- a large receptacle, container, or structure for holding a liquid or gas: tanks for storing oil.
- a natural or artificial pool, pond, or lake.
- Military. an armored, self-propelled combat vehicle, armed with cannon and machine guns and moving on a caterpillar tread.
- Slang. a prison cell or enclosure for more than one occupant, as for prisoners awaiting a hearing.
- tank top.
verb (used with object)
- to put or store in a tank.
verb (used without object)
- Slang. to do poorly or decline rapidly; fail: The movie tanked at the box office.
- tank up,
- to fill the gas tank of an automobile or other motor vehicle.
- Slang.to drink a great quantity of alcoholic beverage, especially to intoxication.
- go in/into the tank, Boxing Slang. to go through the motions of a match but deliberately lose because of an illicit prearrangement or fix; throw a fight.
- in the tank, Slang.
- failing, doing poorly, or declining: His grades were in the tank last quarter.
- favoring, colluding, or assisting in a partisan way (often followed by with or for): The talk-show host was in the tank with the Green Party.
verb (adverb) mainly British
- to fill the tank of (a vehicle) with petrol
- slang to imbibe or cause to imbibe a large quantity of alcoholic drink
- a large container or reservoir for the storage of liquids or gasestanks for storing oil
- an armoured combat vehicle moving on tracks and armed with guns, etc, originally developed in World War I
- (as modifier)a tank commander; a tank brigade
- British and US dialect a reservoir, lake, or pond
- a light-tight container inside which a film can be processed in daylight, the solutions and rinsing waters being poured in and out without light entering
- any large dish or container used for processing a number of strips or sheets of film
- slang, mainly US
- a jail
- a jail cell
- Also called: tankful the quantity contained in a tank
- Australian a dam formed by excavation
- (tr) to put or keep in a tank
- (intr) to move like a tank, esp heavily and rapidly
- slang to defeat heavily
- (intr) informal to fail, esp commercially
v.“to lose or fail,” 1976, originally in tennis jargon, but said there to be from boxing, from tank (n.) in some sense.
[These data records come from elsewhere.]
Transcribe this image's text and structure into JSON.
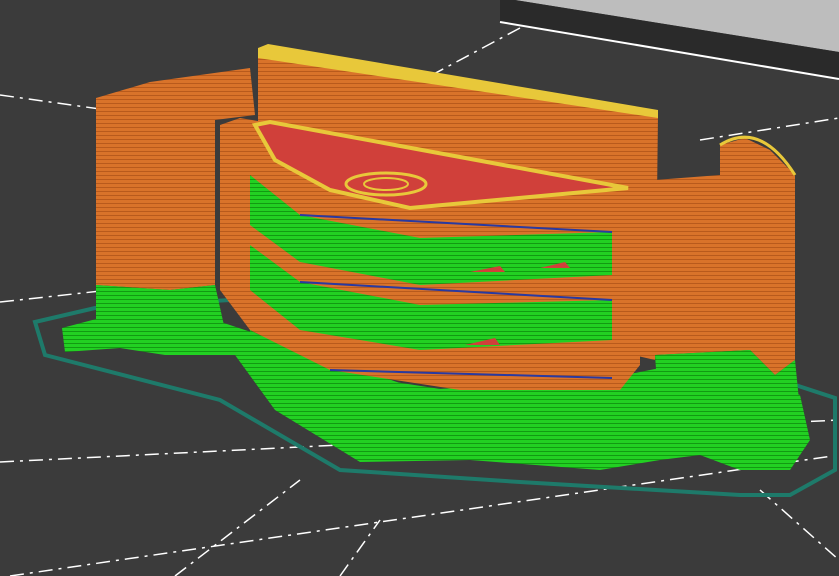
{
  "viewport": {
    "colors": {
      "background": "#3b3b3b",
      "bed_edge_band": "#2a2a2a",
      "outside_area": "#bdbdbd",
      "grid_line": "#ffffff",
      "skirt": "#1e7a6a",
      "support_green": "#22d022",
      "perimeter_orange": "#d9732a",
      "top_solid_red": "#d0403a",
      "bridge_yellow": "#e8c83a",
      "layer_blue": "#2a3aa0"
    }
  }
}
Related: Tanked; tanking. Adjective tanked “drunk” is from 1893. n.1610s, “pool or lake for irrigation or drinking water,” a word originally brought by the Portuguese from India, ultimately from Gujarati tankh “cistern, underground reservoir for water,” Marathi tanken, or tanka “reservoir of water, tank.” Perhaps from Sanskrit tadaga-m “pond, lake pool,” and reinforced in later sense of “large artificial container for liquid” (1680s) by Portuguese tanque “reservoir,” from estancar “hold back a current of water,” from Vulgar Latin *stanticare (see stanch). But others say the Portuguese word is the source of the Indian ones. Meaning “fuel container” is recorded from 1902. Military use originated 1915, partly as a code word, partly because they looked like benzene tanks. They were first used in action at Pozieres ridge, on the Western Front, Sept. 15, 1916. Slang meaning “detention cell” is from 1912. 1Fill a gas tank with fuel, as in As soon as we tank up the car we can leave. [First half of 1900s] 2Drink to the point of intoxication. F. Scott Fitzgerald used this expression in The Great Gatsby (1926): “I think he’d tanked up a good deal at luncheon.” This expression often is put in the passive, meaning “be or become intoxicated,” as in My roommate really got tanked up last night. [Slang; c. 1900] In addition to the idiom beginning with tank